En EspaÑol

Q. Who is Mr. Smarty Plants?

A: There are those who suspect Wildflower Center volunteers are the culpable and capable culprits. Yet, others think staff members play some, albeit small, role. You can torture us with your plant questions, but we will never reveal the Green Guru's secret identity.

Help us grow by giving to the Plant Database Fund or by becoming a member

Did you know you can access the Native Plant Information Network with your web-enabled smartphone?

Share

Ask Mr. Smarty Plants

Ask Mr. Smarty Plants is a free service provided by the staff and volunteers at the Lady Bird Johnson Wildflower Center.

Search Smarty Plants
    
 
See a list of all Smarty Plants questions
Can't find the answer in our existing FAQs, submit a question to Mr. Smarty Plants.
Need help with plant identification, visit the plant identification page.
 
rate this answer
3 ratings

Thursday - February 05, 2009

From: Palm Springs, CA
Region: California
Topic: Cacti and Succulents
Title: Trimming damaged leaves on agaves
Answered by: Barbara Medford

QUESTION:

Some of the leaves on my agaves are damaged. Can I cut them off? If yes, how can I prevent the wound from becoming infected? Thanks.

ANSWER:

We previously answered a question on trimming agaves, and want to extract some of that answer for you here.

We looked and looked for a website that would give you specific information on trimming an agave and, while we picked up snippets of information, nothing that gave step by step instructions. So, we are going to try to make some up, more or less. First, tools. Go to this Rainbow Gardens Bookshop website Cactus and Succulents Pruning Tools. We are not necessarily advising you to order these, just look at the pictures and get some idea of what you can use. We saw one forum post from a guy who had been using a chain saw. We don't recommend that, either, just saying that the Agave is tough, it lives in very wild places, with all sorts of animals eating on it, etc. and it can take a little (or a lot) of trimming without keeling over. You do need some sort of cutting instrument, lopping shears, a long sharp knife or a curved pruning saw would be possibilities. You will want heavy leather gloves, a long rod or rolled-up newspaper to push other leaves out of the way and, finally, a suit of armor. You should know that the sap of the agave can be caustic and cause skin and eye irritation; we would suggest wearing goggles when you cut. 

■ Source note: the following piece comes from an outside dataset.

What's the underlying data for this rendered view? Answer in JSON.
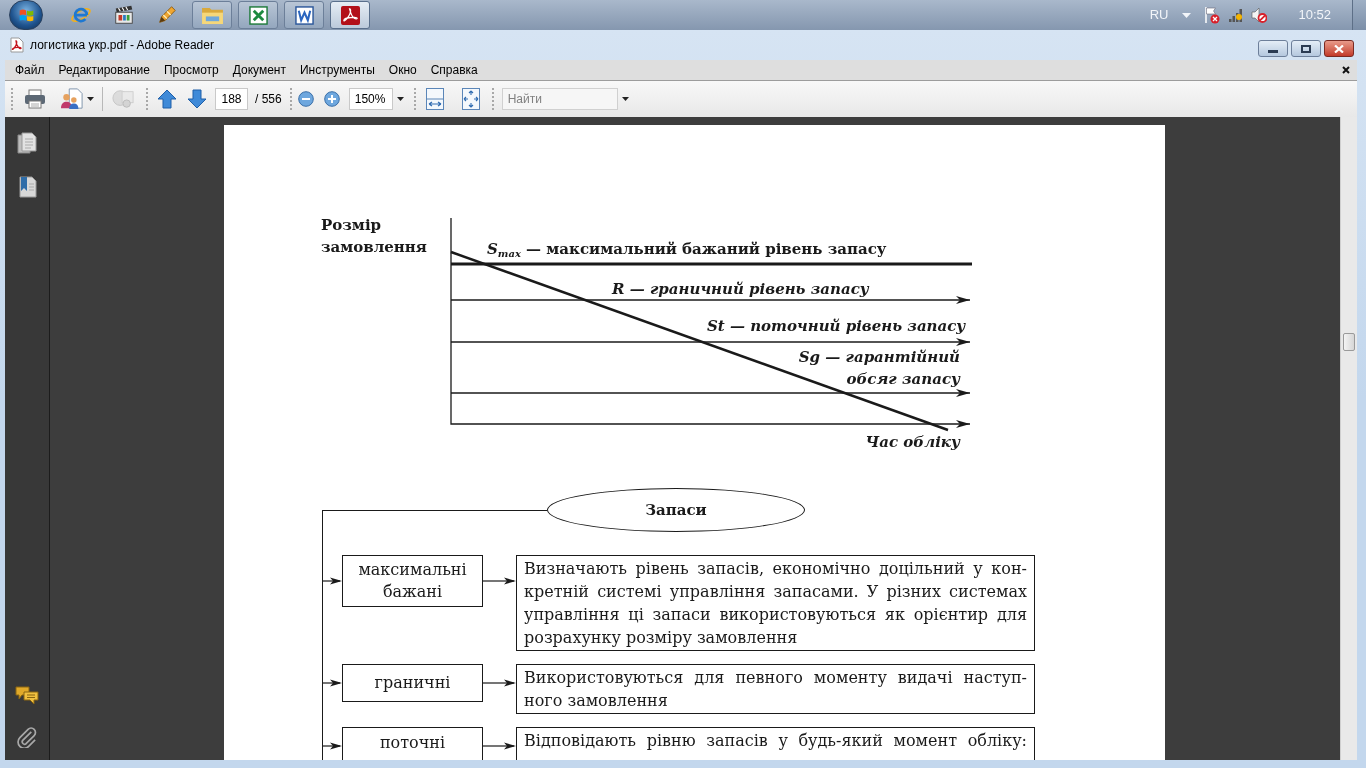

A wise move is to first get rid of that long spine that's ready to get you in the knee or eye. Then, decide if you want to cut farther down on that leaf or leave it to callus over. When you have trimmed back all the leaves that are damaged, you will probably want to keep the shape of the plant by trimming equally all the way around. Work up from the soil level, row by row, as needed.  Remember, as formidable as they are, these plants are succulents and can take quite a bit of abuse and still heal.

The best site we have found on general care of agaves is this one from the University of Florida Cooperative Extension Service on Agave americana.  There is a very good drawing of a trimmed agave right at the top of that article. The article also claims that pests and diseases are not a large threat to agaves. However, we are also aware that bacterial infection can enter the plant through wounds. Ordinarily, the plant will take care of that itself by callusing over the cut when the agave is trimmed. 

 

 

More Cacti and Succulents Questions

Saving frozen yuccas from North Carolina
February 23, 2013 - I live in NC and have 2 potted yucca plants on my deck. Every year I have brought them in for the winter. This year, someone told us that we could leave them out all winter. They began to die in the c...
view the full question and answer

Plants for 100 gal. pot by pool from Ft. Worth TX
June 23, 2012 - What North Texas evergreen — or combination of evergreen plants, bushes or trees — could thrive in a huge, 100-gallon clay pot (immovable!) that is situated in full sun year round in an exposed area n...
view the full question and answer

Native plants for full sun and low maintenance
May 13, 2006 - I have volunteered to plant flowers/bushes around a sign at my church. I want to plant indigenous plants so the maintenance is low but I also want attractive plants. The soil is clay and the locatio...
view the full question and answer

Transplanting yucca pups from Dallas
September 01, 2010 - Can I transplant Pup Yucca plants off of the main yucca and how do I cut them off?
view the full question and answer

Central Texas plant to grow in cavity in cedar (Juniperus ashei)
February 27, 2010 - Is there a CenTX native that would be happy in a one-gallon cavity in a Cedar tree? I'd like to disguise an amputated limb. I'd consider a Bromeliad or Staghorn fern, but would prefer a native.
view the full question and answer

Smarty Plants's Facebook profile Support the Wildflower Center by Donating Online or Becoming a Member today.

Mr. Smarty Plants wants you to be his Facebook friend. Click the Facebook icon to add yourself to Mr. Smarty Plants list of friends.
E-NEWSLETTER | BECOME A MEMBER | DONATE NOW | MEDIA | SITEMAP
© 2014 Lady Bird Johnson Wildflower Center